4. P. 71: (about Officer Fuller who took Cox's confession) "He knows as well as I that the rough stuff is out in the investigatory stages of any kind of a case. He knows it doesn't pay. He knows you can't succeed by rough stuff. He knows that there is only one proper way that a statement may be obtained from any witness and that is by fair, open discussion with that witness; trying to point out to him that he should tell the truth; that he should give a statement as to what happens in order to properly eliminate the crime from the books.
It is his duty to question witnesses. It is his duty to question defendants, persons suspected of committing a crime. And the only thing that they will try to make you believe is that he browbeat this youngster, brainwashed that youngster they call it. This vicious little hoodlum, that is what I call him. Browbeat him so that he would give a statement. And then he gets on the stand and says it was a boldfaced lie from stem to gudgeon. Was it?"
5. P. 72: "Now I am certain that Mr. Fuller did not believe this defendant. . . ."
6. P. 74: "I am not going to waste a great deal of time in talking about Mr. Haynes because first of all I think you are satisfied and you should be, that his story is made up of whole cloth. There is absolutely no validity to the story. It has no ring of truth."
7. P. 75: (about Haynes) "He wasn't able to get Mrs. Travick to come into court and testify as to his being on her front porch, because he never was on her front porch at any time that night. You know that as well as I."
8. P. 77: "And I point out these inconsistencies to you, that it [petitioner's story] was made up out of whole cloth. A person who lies and doesn't tell the truth gets tripped up by their own falsehoods. . . ."
9. P. 50: "She told you blow-by-blow everything that happened and what happened thereafter and what she did about it. I felt she made an excellent, honest witness."
10. Pp. 83-84: "Did these defendants commit this crime?

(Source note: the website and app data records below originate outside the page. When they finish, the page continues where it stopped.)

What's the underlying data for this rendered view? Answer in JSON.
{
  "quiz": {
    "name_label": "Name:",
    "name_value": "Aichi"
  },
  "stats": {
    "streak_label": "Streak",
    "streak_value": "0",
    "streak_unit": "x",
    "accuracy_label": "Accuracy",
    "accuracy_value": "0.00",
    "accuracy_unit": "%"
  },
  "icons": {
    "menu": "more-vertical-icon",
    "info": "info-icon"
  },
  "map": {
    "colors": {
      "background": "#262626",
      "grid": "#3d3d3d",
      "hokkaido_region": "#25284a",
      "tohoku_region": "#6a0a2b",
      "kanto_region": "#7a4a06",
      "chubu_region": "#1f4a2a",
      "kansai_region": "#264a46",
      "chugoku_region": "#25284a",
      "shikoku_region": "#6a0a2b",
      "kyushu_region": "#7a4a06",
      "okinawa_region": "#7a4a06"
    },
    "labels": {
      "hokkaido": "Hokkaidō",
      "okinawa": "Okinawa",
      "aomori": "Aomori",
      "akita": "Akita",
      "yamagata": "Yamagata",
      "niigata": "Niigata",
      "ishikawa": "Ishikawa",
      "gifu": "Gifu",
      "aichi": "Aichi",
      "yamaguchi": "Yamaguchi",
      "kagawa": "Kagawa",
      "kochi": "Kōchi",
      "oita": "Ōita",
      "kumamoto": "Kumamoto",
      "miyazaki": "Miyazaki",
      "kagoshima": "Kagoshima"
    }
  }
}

If they did your duty is as it has been mine to see that they are prosecuted and for you to bring in a proper verdict of guilty. It is the duty of you as members of the community to do this. We cannot take these people out of the community unless you twelve people sitting in judgment on these matters decide these things have got to stop. I ask you to find these defendants guilty on all counts of this indictment and you can go home with the clearest conscience that you have ever had."
11. Pp. 19-20: [Talking about being robbed through force and fear.] "I hope it never happens to any of you or to me. . . . Some of the results of some robberies are pretty deadly. This is a crime, a heinous crime . . . . I am going to say it has to be stopped. I don't know who is going to stop it, if I can't bring in cases like this one and have a jury decide this has got to end in our community. It is only in your hands it can be done. . . . it has got to boil down to what kind of straight backs have we got on the jury. Are they going to stand up and take these cases in the light of what is good for society in which we live as well as for these defendants."
12. P. 54: Misstatement of testimony and fact that a police officer knew he was chasing Haynes.
13. P. 76: Misstatement of testimony and fact as to what pockets the money was in.
14. P. 50: [Objection by defense attorney Gold sustained as to manner of identification by Goldie Pressley not being in evidence.].
"Now, she came into this courtroom and at which time there were a number of colored people in the courtroom and as well as these defendants. I told her to look all of the people in the courtroom over also in the hall. She spent a good deal of time doing it. The next break she told me that she could identify two of the men."
15. Pp. 35-36: . . . "I remember in the voir dire questions it was said that if somebody walked in this room six of you would say he was colored and six would say he was white because there was nothing to call your attention to it. But if you saw two people come in and walk in this courtroom and start a fist fight in front of the judge, you might remember a little more about it because your attention is centered on it."
16. P. 79: "Apparently this defendant Cox has kinky hair. It is discernible when you look at it. It was brought up to you. You were shown how kinky it is."